September 22, 2021

I, Science

The science magazine of Imperial College

When I tell people I am an Earth scientist, I am generally faced with the amused exclamation: “So… you love rocks!” ...


When I tell people I am an Earth scientist, I am generally faced with perplexed faces and the amused exclamation: “So… you love rocks!”

Well, yes, I do! I find rocks fascinating because they have an extraordinary story to tell about our world. From soaring mountains to burning volcanoes, from the confines of the solar system to the core of the Earth, from the top of the atmosphere to the bottom of the ocean and from the ancient pyramids of Giza to the walls of the Roman Coliseum, every single piece of rock has seen billions of years of Earth history unfold and has forged the world we humans live in today.

The natural environment holds a multitude of clues to our planet’s history, and to what lies beneath our feet or above our heads. Geologists work to unravel these clues every day, gaining snippets of information about what the world looked like millions and millions of years ago. This careful detective work is carried out in the field, in the lab, and by running intricate computer models. It takes Earth scientists from the scorching heat of Ethiopia to the barren icy landscapes of Antarctica to collect precious samples for analysis.

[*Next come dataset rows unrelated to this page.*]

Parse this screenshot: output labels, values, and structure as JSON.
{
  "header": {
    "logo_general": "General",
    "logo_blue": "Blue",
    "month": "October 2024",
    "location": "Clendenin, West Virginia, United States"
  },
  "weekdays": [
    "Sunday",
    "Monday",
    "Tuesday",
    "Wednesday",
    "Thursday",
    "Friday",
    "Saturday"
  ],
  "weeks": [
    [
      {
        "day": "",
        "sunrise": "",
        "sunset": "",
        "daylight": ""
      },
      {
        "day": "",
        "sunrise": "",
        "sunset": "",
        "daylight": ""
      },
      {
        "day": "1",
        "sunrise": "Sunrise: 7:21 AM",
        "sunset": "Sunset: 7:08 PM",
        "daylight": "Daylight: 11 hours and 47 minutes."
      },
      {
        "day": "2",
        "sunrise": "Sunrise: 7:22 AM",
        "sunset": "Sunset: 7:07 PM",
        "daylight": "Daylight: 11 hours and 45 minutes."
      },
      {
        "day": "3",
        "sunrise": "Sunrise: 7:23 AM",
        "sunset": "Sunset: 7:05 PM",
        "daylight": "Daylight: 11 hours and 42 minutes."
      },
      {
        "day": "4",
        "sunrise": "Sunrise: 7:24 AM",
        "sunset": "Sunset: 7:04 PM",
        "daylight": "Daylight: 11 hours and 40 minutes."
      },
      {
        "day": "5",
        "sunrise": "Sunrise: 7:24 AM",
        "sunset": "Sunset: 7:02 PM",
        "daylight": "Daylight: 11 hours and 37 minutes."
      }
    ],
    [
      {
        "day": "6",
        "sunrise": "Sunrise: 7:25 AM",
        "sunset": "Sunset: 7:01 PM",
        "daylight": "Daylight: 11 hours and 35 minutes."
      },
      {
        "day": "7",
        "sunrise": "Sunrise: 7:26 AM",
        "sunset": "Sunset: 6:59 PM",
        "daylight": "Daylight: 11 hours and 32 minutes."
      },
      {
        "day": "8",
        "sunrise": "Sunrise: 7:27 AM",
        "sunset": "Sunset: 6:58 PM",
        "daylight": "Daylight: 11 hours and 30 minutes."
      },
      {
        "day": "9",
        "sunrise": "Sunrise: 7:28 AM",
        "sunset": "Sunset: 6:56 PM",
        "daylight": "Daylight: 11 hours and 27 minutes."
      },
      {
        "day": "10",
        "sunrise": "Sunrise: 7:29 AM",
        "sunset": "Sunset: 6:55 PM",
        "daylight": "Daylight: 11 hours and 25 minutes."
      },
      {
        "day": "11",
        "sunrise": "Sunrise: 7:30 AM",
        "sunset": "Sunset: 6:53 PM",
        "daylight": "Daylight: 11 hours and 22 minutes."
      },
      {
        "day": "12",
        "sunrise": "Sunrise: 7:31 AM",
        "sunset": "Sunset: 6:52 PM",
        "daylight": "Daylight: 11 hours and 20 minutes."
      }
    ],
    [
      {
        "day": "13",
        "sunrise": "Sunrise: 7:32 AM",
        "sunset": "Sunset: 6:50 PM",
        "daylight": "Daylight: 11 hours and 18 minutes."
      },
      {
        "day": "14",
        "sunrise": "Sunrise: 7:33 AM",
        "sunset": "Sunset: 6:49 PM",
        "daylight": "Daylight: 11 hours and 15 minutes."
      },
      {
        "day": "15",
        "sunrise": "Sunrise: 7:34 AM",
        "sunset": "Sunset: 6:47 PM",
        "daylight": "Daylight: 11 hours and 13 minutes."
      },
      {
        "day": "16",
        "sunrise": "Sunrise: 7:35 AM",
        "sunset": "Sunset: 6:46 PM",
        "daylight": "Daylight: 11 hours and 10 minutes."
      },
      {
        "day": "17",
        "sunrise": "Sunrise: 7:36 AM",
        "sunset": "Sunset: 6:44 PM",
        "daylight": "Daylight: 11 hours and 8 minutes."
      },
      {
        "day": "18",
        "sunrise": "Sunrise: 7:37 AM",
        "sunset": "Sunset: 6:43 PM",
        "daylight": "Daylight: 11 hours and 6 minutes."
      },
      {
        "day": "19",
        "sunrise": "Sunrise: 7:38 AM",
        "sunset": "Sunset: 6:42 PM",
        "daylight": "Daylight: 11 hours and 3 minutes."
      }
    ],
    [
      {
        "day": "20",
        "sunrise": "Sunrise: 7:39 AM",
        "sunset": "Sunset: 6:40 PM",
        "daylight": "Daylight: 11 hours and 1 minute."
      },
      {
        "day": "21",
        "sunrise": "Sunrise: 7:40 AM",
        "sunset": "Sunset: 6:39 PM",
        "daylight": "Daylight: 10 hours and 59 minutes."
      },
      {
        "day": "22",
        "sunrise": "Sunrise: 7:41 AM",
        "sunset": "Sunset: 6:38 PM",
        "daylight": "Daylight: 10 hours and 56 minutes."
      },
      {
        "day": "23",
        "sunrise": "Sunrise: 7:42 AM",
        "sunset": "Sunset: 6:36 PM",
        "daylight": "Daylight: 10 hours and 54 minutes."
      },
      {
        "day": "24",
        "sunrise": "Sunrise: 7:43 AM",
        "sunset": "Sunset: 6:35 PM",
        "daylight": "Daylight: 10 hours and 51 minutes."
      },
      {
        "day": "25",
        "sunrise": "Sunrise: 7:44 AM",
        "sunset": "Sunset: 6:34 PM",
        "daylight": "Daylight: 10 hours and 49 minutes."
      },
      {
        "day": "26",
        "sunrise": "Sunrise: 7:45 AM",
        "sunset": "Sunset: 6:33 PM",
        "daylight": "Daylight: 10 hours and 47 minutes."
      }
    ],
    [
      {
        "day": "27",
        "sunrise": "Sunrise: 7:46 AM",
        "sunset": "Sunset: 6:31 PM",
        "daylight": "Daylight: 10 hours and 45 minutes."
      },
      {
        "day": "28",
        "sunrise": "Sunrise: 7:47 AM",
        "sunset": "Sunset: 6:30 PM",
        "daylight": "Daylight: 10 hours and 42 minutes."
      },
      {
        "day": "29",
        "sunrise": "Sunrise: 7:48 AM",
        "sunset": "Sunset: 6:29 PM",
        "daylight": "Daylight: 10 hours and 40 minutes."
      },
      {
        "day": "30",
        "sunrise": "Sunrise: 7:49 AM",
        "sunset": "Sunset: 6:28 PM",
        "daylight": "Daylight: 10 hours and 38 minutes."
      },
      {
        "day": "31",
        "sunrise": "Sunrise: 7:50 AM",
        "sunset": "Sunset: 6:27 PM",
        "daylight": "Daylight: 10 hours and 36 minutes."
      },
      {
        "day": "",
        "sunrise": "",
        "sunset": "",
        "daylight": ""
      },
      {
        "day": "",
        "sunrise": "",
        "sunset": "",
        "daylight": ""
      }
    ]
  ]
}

In From Hard Rock to Thin Air, I want to share my excitement for Earth Science and illustrate how wide-ranging this field can be. I will discuss both recent discoveries at the forefront of the discipline, and established theories that have particularly thrilled me during my years in geoscience education and research. I will touch on subjects as far apart as planetary science, palaeontology, natural resources, climate change, earthquakes, oceanography and any tasty geo-story I can dig my teeth into!

So welcome to From Hard Rock to Thin Air, I hope that you will enjoy the blog! Next time you pick up a rock, look past the layers of dust and try and imagine what strange and wonderful worlds it has seen…


IMAGE: Guyot Glacier in Alaska, USGS